A morphology of light curves can be characterized by depth and width of the primary eclipse and curvature of outside eclipse. We measure the depth, width, and curvature of the representative observed light curve (usually light curve among multi-color light curves). Then we select best similar light curve among the standard eclipsing binaries using the three measurements. We use parameters of the selected standard eclipsing binary star as initial parameters.
We modified the 2005 version of the WD program to run by iterations. We tested modes 2, and 5 only in this time. First we adopted theoretical values for initial values of limb darkening coefficients, albedos, gravity darkening exponents. Then we adjusted only L1 to adjust level of light curves. Then adjusted set of (
The OGLE project (Wyrzykowski et al. 2003) produced I light curves of approximately 1,300 eclipsing binaries observed between 1997 and 2000 in the Small Magellan Cloud. They made B and V observations during outside eclipse in order to determine the temperatures of the binary systems. We selected 100 detached and semi-detached light curves of the 1,300 eclipsing binary stars for testing the new method. We have analyzed the radial velocity curves first because the double line radial velocity curves give us an unique mass ratio of the binary system. The temperature of the binary system is the only parameter that is determined from the photometric observations while other parameters are adjusted by fitting observations to the model light curves. Therefore we first calculated
Approximately 30 percent of 100 light curves were not run correctly because some parameters were diverged during the iteration. The following is a summary of main causes to diverge the parameters;
Our iteration program did not take care of eccentric orbit where the secondary minimum does not appear on the phase of 0.5 because computer running time for the eccentric orbit is much longer than that of circular orbit. We plan to include the eccentricity as an adjustable parameter later.
The potential of a star should be larger than its outer critical potential. However the potential of the star was adjusted to smaller value than the outer critical potential for some contact binaries during the iteration.
In order to improve the fitness in detail especially the limb darkening coefficients converge to negative value in some cases.
We noted three major causes to diverge the parameters during the iteration. In order to avoid the three causes, first we plan to add eccentricity of the orbit as an adjustable parameter. Second, we plan to adopt the subset adjustment the same as the WD program did. Therefore we can expect to choose better value of the potential during the iteration. Third, we plan to adjust the limb darkening coefficients when most other parameters were adjusted in order to avoid the negative coefficients in the future work.
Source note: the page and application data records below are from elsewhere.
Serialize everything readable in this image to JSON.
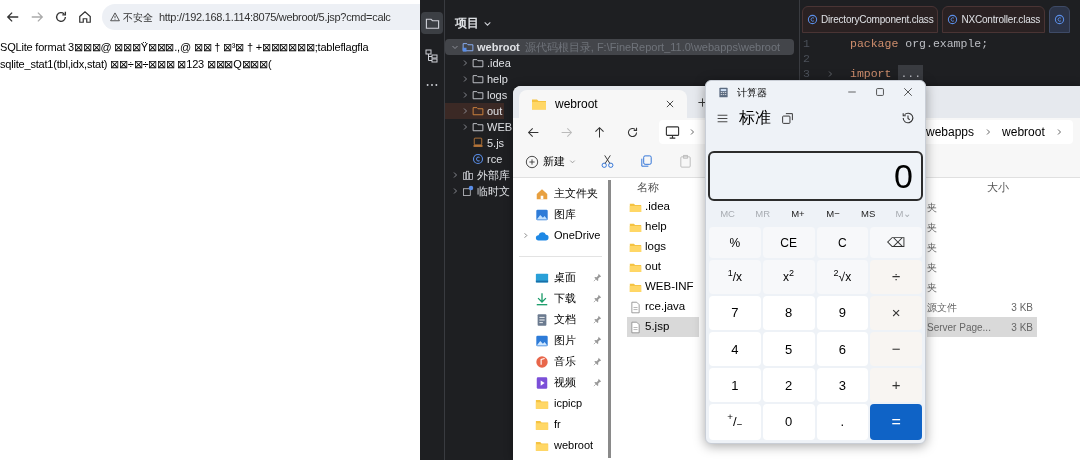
{
  "browser": {
    "security_label": "不安全",
    "url": "http://192.168.1.114:8075/webroot/5.jsp?cmd=calc",
    "content_lines": [
      "SQLite format 3⊠⊠⊠@ ⊠⊠⊠Ÿ⊠⊠⊠.,@ ⊠⊠ † ⊠³⊠ † +⊠⊠⊠⊠⊠⊠;tableflagfla",
      "sqlite_stat1(tbl,idx,stat) ⊠⊠÷⊠÷⊠⊠⊠ ⊠123 ⊠⊠⊠Q⊠⊠⊠("
    ]
  },
  "ide": {
    "project_header": "项目",
    "tree": [
      {
        "label": "webroot",
        "note": "源代码根目录, F:\\FineReport_11.0\\webapps\\webroot",
        "kind": "module",
        "expanded": true,
        "selected": true,
        "children": [
          {
            "label": ".idea",
            "kind": "folder",
            "expanded": false,
            "selected": false
          },
          {
            "label": "help",
            "kind": "folder",
            "expanded": false,
            "selected": false
          },
          {
            "label": "logs",
            "kind": "folder",
            "expanded": false,
            "selected": false
          },
          {
            "label": "out",
            "kind": "excluded",
            "expanded": false,
            "selected": false
          },
          {
            "label": "WEB",
            "kind": "folder",
            "expanded": false,
            "selected": false
          },
          {
            "label": "5.js",
            "kind": "jsp",
            "selected": false
          },
          {
            "label": "rce",
            "kind": "class",
            "selected": false
          }
        ]
      },
      {
        "label": "外部库",
        "kind": "library",
        "expanded": false,
        "selected": false
      },
      {
        "label": "临时文",
        "kind": "scratch",
        "expanded": false,
        "selected": false
      }
    ],
    "tabs": [
      {
        "label": "DirectoryComponent.class",
        "selected": false
      },
      {
        "label": "NXController.class",
        "selected": false
      },
      {
        "selected": true
      }
    ],
    "code_lines": [
      {
        "number": "1",
        "tokens": [
          {
            "kind": "keyword",
            "text": "package"
          },
          {
            "kind": "plain",
            "text": "org.example;"
          }
        ]
      },
      {
        "number": "2"
      },
      {
        "number": "3",
        "folded": true,
        "tokens": [
          {
            "kind": "keyword",
            "text": "import"
          },
          {
            "kind": "fold",
            "text": "..."
          }
        ]
      }
    ]
  },
  "explorer": {
    "tab_title": "webroot",
    "breadcrumb_end": [
      "webapps",
      "webroot"
    ],
    "new_label": "新建",
    "sidebar_groups": [
      [
        {
          "label": "主文件夹",
          "kind": "home",
          "pinned": false
        },
        {
          "label": "图库",
          "kind": "gallery",
          "pinned": false
        },
        {
          "label": "OneDrive",
          "kind": "cloud",
          "pinned": false,
          "expanded": false
        }
      ],
      [
        {
          "label": "桌面",
          "kind": "desktop",
          "pinned": true
        },
        {
          "label": "下载",
          "kind": "download",
          "pinned": true
        },
        {
          "label": "文档",
          "kind": "document",
          "pinned": true
        },
        {
          "label": "图片",
          "kind": "picture",
          "pinned": true
        },
        {
          "label": "音乐",
          "kind": "music",
          "pinned": true
        },
        {
          "label": "视频",
          "kind": "video",
          "pinned": true
        },
        {
          "label": "icpicp",
          "kind": "folder",
          "pinned": false
        },
        {
          "label": "fr",
          "kind": "folder",
          "pinned": false
        },
        {
          "label": "webroot",
          "kind": "folder",
          "pinned": false
        }
      ]
    ],
    "columns": [
      "名称",
      "大小"
    ],
    "files": [
      {
        "name": ".idea",
        "kind": "folder",
        "type": "夹",
        "selected": false
      },
      {
        "name": "help",
        "kind": "folder",
        "type": "夹",
        "selected": false
      },
      {
        "name": "logs",
        "kind": "folder",
        "type": "夹",
        "selected": false
      },
      {
        "name": "out",
        "kind": "folder",
        "type": "夹",
        "selected": false
      },
      {
        "name": "WEB-INF",
        "kind": "folder",
        "type": "夹",
        "selected": false
      },
      {
        "name": "rce.java",
        "kind": "file",
        "type": "源文件",
        "size": "3 KB",
        "selected": false
      },
      {
        "name": "5.jsp",
        "kind": "file",
        "type": "Server Page...",
        "size": "3 KB",
        "selected": true
      }
    ]
  },
  "calculator": {
    "title": "计算器",
    "mode": "标准",
    "display": "0",
    "memory": [
      {
        "label": "MC",
        "disabled": true
      },
      {
        "label": "MR",
        "disabled": true
      },
      {
        "label": "M+",
        "disabled": false
      },
      {
        "label": "M−",
        "disabled": false
      },
      {
        "label": "MS",
        "disabled": false
      },
      {
        "label": "M⌄",
        "disabled": true
      }
    ],
    "keys": [
      {
        "label": "%",
        "kind": "function"
      },
      {
        "label": "CE",
        "kind": "function"
      },
      {
        "label": "C",
        "kind": "function"
      },
      {
        "label": "⌫",
        "kind": "backspace"
      },
      {
        "label": "$^{1}$/x",
        "kind": "function"
      },
      {
        "label": "x$^{2}$",
        "kind": "function"
      },
      {
        "label": "$^{2}$√x",
        "kind": "function"
      },
      {
        "label": "÷",
        "kind": "operator"
      },
      {
        "label": "7",
        "kind": "digit"
      },
      {
        "label": "8",
        "kind": "digit"
      },
      {
        "label": "9",
        "kind": "digit"
      },
      {
        "label": "×",
        "kind": "operator"
      },
      {
        "label": "4",
        "kind": "digit"
      },
      {
        "label": "5",
        "kind": "digit"
      },
      {
        "label": "6",
        "kind": "digit"
      },
      {
        "label": "−",
        "kind": "operator"
      },
      {
        "label": "1",
        "kind": "digit"
      },
      {
        "label": "2",
        "kind": "digit"
      },
      {
        "label": "3",
        "kind": "digit"
      },
      {
        "label": "+",
        "kind": "operator"
      },
      {
        "label": "$^{+}$/$_{−}$",
        "kind": "digit"
      },
      {
        "label": "0",
        "kind": "digit"
      },
      {
        "label": ".",
        "kind": "digit"
      },
      {
        "label": "=",
        "kind": "equals"
      }
    ]
  }
}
The iteration program will be also extended for contact and near contact binaries. Then we can expect to analyze light curves of a couple hundred eclipsing binaries within 1-2 weeks.
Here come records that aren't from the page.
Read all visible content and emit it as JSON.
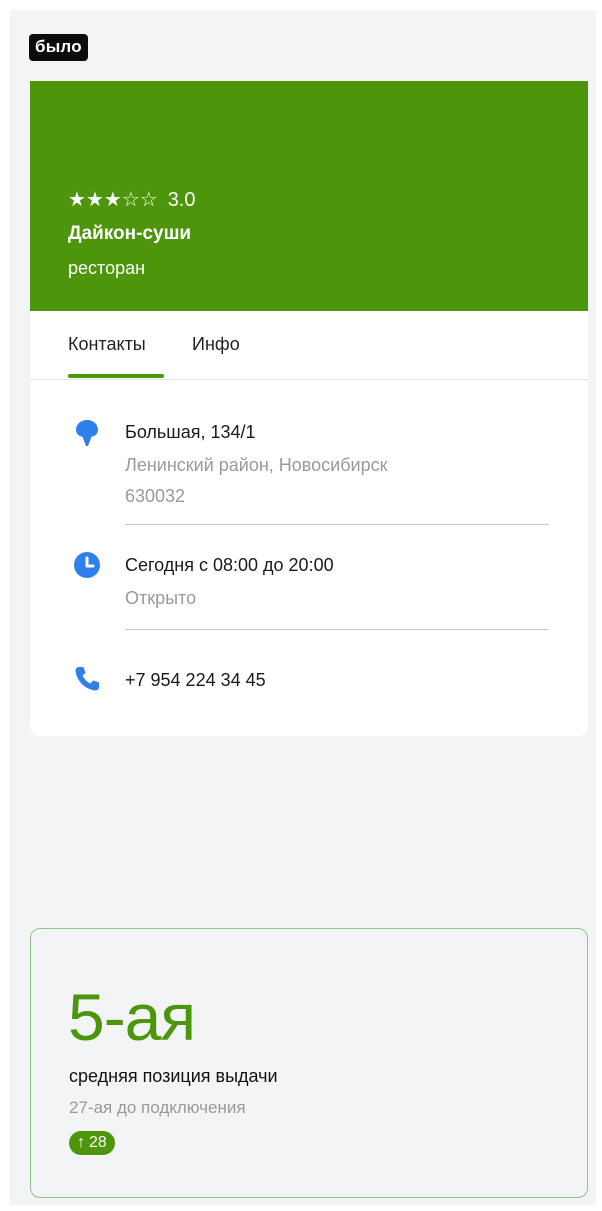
{
  "badge": "было",
  "colors": {
    "brand_green": "#4d960b",
    "icon_blue": "#2f80ed",
    "page_bg": "#f3f4f6"
  },
  "place": {
    "rating": {
      "value": "3.0",
      "stars_filled": 3,
      "stars_total": 5
    },
    "name": "Дайкон-суши",
    "type": "ресторан"
  },
  "tabs": [
    {
      "label": "Контакты",
      "active": true
    },
    {
      "label": "Инфо",
      "active": false
    }
  ],
  "contacts": {
    "address": {
      "icon": "location-pin-icon",
      "line1": "Большая, 134/1",
      "line2": "Ленинский район, Новосибирск",
      "line3": "630032"
    },
    "hours": {
      "icon": "clock-icon",
      "line1": "Сегодня с 08:00 до 20:00",
      "line2": "Открыто"
    },
    "phone": {
      "icon": "phone-icon",
      "line1": "+7 954 224 34 45"
    }
  },
  "stat": {
    "value": "5-ая",
    "label": "средняя позиция выдачи",
    "before": "27-ая до подключения",
    "change": {
      "arrow": "↑",
      "value": "28"
    }
  }
}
This work was funded by the Astrophysical Research Center of the Structure and Evolution of the Cosmos (ARCSEC), which is supported by the National Research Foundation of Korea and Sejong University research fund.